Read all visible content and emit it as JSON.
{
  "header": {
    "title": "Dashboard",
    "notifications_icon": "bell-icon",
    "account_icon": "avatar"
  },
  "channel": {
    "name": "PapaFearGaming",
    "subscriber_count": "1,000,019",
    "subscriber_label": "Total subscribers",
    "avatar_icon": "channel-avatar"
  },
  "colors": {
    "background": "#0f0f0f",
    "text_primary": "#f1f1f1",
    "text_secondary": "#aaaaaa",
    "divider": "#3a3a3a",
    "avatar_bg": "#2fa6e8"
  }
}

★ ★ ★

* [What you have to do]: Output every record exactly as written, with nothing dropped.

* [Task output]:
Read all visible content and emit it as JSON.
{
  "header": {
    "title": "Dashboard",
    "notifications_icon": "bell-icon",
    "account_icon": "avatar"
  },
  "channel": {
    "name": "PapaFearGaming",
    "subscriber_count": "1,000,019",
    "subscriber_label": "Total subscribers",
    "avatar_icon": "channel-avatar"
  },
  "colors": {
    "background": "#0f0f0f",
    "text_primary": "#f1f1f1",
    "text_secondary": "#aaaaaa",
    "divider": "#3a3a3a",
    "avatar_bg": "#2fa6e8"
  }
}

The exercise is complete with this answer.